For starters, schools that were physically closer to potential partners like YMCAs or art organizations were significantly more likely to have partnerships than schools that weren’t. A partner might want to stay in the neighborhood, for example.
In addition, schools with more stability among staff (and therefore more experience) were more likely to form partnerships.
“Teachers who are at the school for a long time, they’ve become more familiar with their options for who could partner,” Bridwell-Mitchell says, including connected parents.
Surprisingly, personality does not play as big a role in forming partnerships as you might imagine, she says. A charismatic principal may not draw in partners any better than a quieter one. “Yes, strategy matters, but you know what outweighs strategy? The characteristics that are beyond your control, like what neighborhood you’re in.”
What also matters, she found, is whether a school has partnered with an organization in the past.

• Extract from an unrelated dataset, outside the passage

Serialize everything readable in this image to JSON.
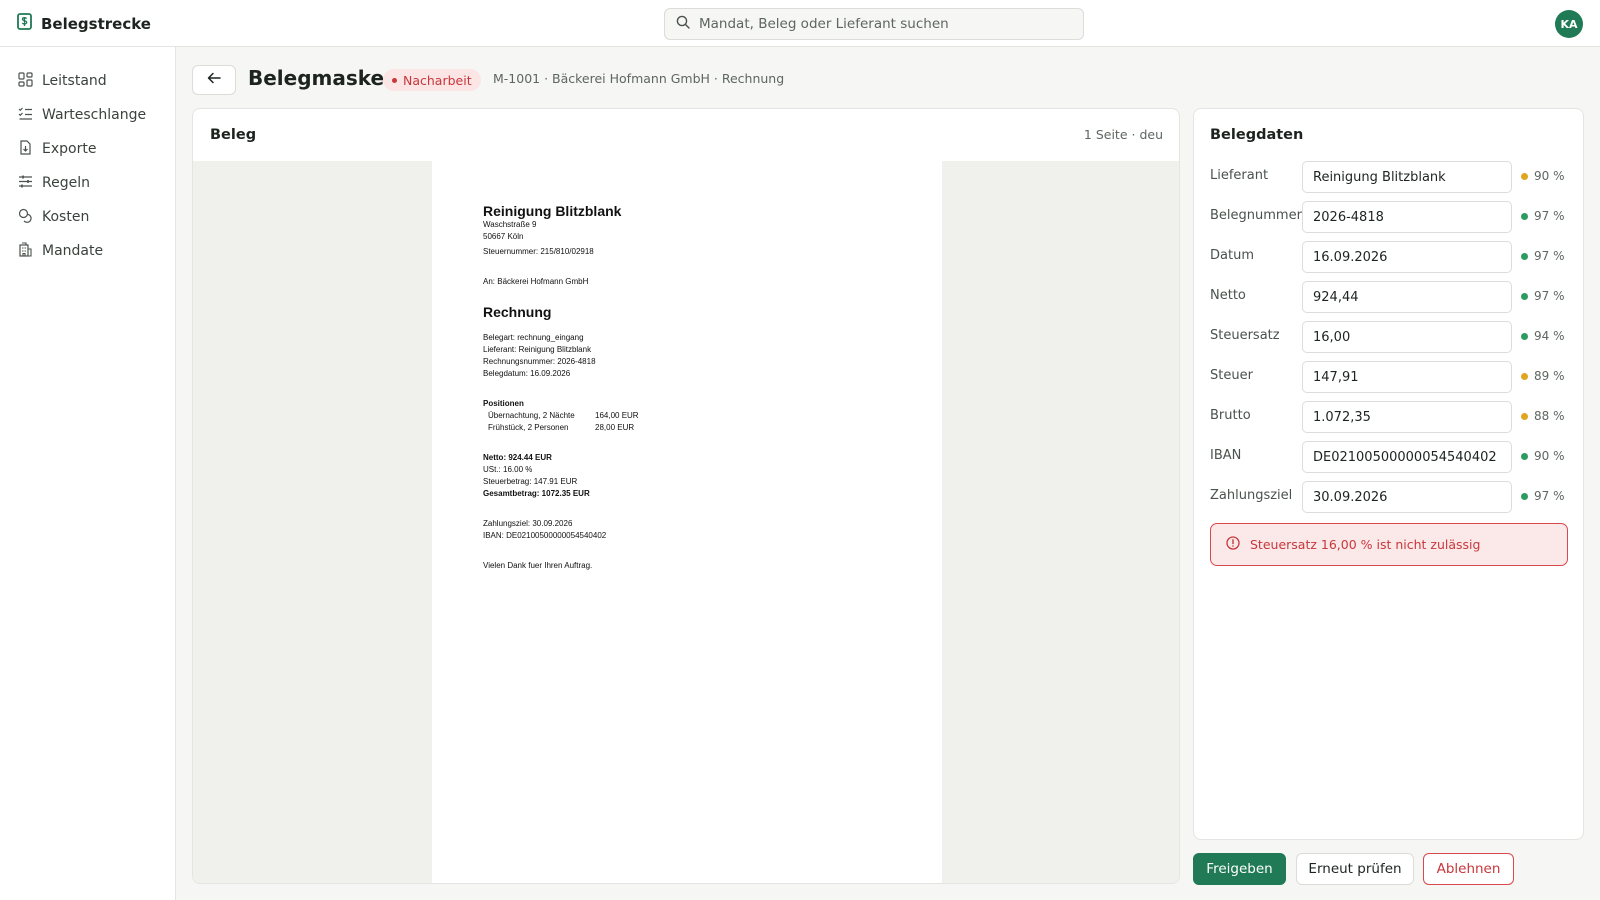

Schools that have partnered with an organization for at least three years are almost guaranteed to continue partnering with that group in the future.
“Schools that have a lot of partners, they’ve learned what it takes. If you’re at a school that doesn’t have partners, you haven’t learned that,” she says.
Unfortunately, just encouraging schools to go out and find dance companies and tutoring nonprofits isn’t enough.
“Giving every principal a list of potential options is a step in the right direction, but it also means all 20 schools are now going to compete for the same partners,” she says. Instead, a district should also work one-on-one with schools and help them find good matches. Partners also need to think beyond the tried and true. “If we’re going to create wider access, partners have to go beyond what they’d typically do,” Bridwell-Mitchell says. “Maybe that means looking outside their neighborhood.”
What other advice does Bridwell-Mitchell have for educators? If she were a principal, she says, “I’d try to hustle to find partners, even if I knew I would have limited success. This initial hustle is important because if you don’t show that you’re trying to hustle, it would be hard to go to the district or a principal at another school and say, ‘I’ve really exhausted my options, can we brainstorm new ideas?’”
At the district level, she might throw a partner fair but approach it not just as a task to check off.
“It’s not just opening the door and saying good luck, pick one,” she says. “You need to know the leaders and schools well enough to say JFK Elementary doesn’t have a lot of partnerships, let me introduce them to these three. It’s you intervening.”
Read the full report.